In this series, I am exploring some of the technologies that were hyped as being “disruptors” to the insurance industry over the past decade, to see if they lived up to the hype. Last week I explored the sharing economy. This week, I am examining the success of Telematics.
In 2011, you couldn’t open an industry publication without being told how our future would be shaped by telematics. How did that future play out?
There is no doubt that many insurance companies have been investing in telematics platforms. However, less than 5% of vehicle owners have tried the various offerings and it remains a fringe product in the eyes of many consumers.
This slow adoption is likely the result of a number of factors. First, insurers have to build an ecosystem to support the service; this included not only technology platforms and tools, but also new actuarial approaches and underwriting rules. Second, from the beginning, carriers were limited to what they could do by the regulators who initially viewed the technology with skepticism.
Consumers have been somewhat reluctant to sign up for a program with an oftentimes obtuse system of driving credits, especially when they also had to install hardware in their vehicle. Privacy and cyber security concerns also made them question whether the value of the possible premium credit made the risk worthwhile.

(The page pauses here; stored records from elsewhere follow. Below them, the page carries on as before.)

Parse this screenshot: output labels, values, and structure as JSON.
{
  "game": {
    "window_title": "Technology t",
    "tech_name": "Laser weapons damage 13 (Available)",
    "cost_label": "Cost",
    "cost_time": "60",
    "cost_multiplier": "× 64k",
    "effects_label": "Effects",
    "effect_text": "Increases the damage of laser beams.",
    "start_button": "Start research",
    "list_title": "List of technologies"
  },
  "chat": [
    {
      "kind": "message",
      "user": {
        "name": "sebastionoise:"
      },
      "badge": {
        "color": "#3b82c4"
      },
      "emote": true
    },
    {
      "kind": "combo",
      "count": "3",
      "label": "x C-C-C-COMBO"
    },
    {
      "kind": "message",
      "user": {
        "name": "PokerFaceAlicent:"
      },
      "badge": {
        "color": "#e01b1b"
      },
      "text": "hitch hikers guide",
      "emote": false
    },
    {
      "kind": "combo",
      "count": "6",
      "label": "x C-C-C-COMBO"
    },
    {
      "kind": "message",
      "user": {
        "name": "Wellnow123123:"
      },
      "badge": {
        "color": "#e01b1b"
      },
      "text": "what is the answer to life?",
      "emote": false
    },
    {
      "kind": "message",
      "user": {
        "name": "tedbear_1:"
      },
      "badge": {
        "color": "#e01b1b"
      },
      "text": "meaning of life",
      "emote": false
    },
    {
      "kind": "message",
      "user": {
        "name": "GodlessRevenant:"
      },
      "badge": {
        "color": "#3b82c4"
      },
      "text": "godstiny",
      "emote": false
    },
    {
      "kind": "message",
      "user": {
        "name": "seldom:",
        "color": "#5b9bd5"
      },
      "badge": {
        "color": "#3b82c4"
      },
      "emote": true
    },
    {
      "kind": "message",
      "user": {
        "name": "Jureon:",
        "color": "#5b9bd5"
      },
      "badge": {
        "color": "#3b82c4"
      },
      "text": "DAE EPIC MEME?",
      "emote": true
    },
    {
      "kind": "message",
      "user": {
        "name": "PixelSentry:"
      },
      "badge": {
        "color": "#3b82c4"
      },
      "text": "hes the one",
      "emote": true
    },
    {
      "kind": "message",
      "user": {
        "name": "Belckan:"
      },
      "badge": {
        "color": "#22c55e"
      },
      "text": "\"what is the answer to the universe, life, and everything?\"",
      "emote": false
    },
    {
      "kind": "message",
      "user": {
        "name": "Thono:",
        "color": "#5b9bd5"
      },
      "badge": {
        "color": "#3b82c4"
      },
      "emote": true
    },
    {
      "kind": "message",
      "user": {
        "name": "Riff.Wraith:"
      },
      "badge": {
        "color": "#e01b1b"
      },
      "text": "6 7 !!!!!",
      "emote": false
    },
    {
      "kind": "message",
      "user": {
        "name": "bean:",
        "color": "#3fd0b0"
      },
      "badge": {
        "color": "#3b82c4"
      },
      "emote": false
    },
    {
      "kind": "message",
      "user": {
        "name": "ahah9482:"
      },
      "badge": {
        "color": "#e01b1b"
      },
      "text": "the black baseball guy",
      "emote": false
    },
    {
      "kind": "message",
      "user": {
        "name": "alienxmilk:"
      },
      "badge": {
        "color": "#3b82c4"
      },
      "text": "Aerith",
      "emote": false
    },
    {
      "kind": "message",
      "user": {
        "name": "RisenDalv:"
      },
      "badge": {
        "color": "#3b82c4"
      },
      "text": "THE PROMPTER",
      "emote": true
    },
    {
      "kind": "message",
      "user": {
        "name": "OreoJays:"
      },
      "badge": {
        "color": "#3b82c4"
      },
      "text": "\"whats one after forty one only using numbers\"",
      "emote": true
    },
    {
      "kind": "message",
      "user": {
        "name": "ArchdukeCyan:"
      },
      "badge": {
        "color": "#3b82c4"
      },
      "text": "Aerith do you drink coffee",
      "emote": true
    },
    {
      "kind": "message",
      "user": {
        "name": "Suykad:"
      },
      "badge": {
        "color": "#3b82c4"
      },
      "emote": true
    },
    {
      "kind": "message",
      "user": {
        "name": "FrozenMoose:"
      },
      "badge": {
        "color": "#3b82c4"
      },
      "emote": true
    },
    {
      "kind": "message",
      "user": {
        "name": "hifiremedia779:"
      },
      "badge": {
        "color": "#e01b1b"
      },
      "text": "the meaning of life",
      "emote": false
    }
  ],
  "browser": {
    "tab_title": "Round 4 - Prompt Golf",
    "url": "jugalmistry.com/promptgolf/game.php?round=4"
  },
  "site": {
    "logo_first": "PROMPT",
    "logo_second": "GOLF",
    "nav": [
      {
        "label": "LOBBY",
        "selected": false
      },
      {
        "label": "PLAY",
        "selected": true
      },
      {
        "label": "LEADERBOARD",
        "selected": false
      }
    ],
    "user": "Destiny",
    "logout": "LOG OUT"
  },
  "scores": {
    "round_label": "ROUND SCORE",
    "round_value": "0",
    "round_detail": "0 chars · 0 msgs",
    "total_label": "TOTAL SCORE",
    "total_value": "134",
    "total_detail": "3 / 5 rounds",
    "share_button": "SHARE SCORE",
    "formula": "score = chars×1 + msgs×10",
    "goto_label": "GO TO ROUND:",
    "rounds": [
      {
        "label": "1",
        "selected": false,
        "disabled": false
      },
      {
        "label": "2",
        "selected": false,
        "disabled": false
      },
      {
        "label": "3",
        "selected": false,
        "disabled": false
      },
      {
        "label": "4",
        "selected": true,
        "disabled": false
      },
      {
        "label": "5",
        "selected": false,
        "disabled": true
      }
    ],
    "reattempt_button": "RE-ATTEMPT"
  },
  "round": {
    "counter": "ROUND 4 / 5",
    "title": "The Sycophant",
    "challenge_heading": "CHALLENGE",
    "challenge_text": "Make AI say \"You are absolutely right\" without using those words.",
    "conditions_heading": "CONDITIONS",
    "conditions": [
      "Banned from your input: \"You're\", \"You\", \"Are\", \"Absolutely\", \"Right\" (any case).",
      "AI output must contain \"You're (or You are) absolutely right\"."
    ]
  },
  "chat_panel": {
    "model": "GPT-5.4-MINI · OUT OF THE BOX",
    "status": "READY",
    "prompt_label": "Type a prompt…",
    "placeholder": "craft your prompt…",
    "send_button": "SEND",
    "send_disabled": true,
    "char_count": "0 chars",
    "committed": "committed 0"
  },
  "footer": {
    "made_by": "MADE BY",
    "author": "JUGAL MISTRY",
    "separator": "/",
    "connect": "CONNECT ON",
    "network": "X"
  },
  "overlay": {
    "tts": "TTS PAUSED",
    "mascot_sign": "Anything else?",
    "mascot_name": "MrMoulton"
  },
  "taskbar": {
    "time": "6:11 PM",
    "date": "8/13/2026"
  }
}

With a bit of experience under their belts, insurers are changing the nature of the programs. The reliance on premium discounts is being shifted to building stronger customer relationships, advice and safety. Studies have found that young people are open to embracing the technology and the auto industry is quickly introducing vehicles that come preloaded with the sensors required, hopefully eliminating the need for after-market hardware and lowering the barriers to entry.
As more insurers bring robust telematics platforms online and regulators open up to more dramatic changes in how rates are calculated, it seems likely that the technology will take firmer hold. The rise of autonomous cars may conflict with the growth of telematics – or the two may merge beautifully.
So far, the disruption promised by telematics has not happened, but with the technology pieces in place, the door is open for companies that wish to be truly innovative and groundbreaking.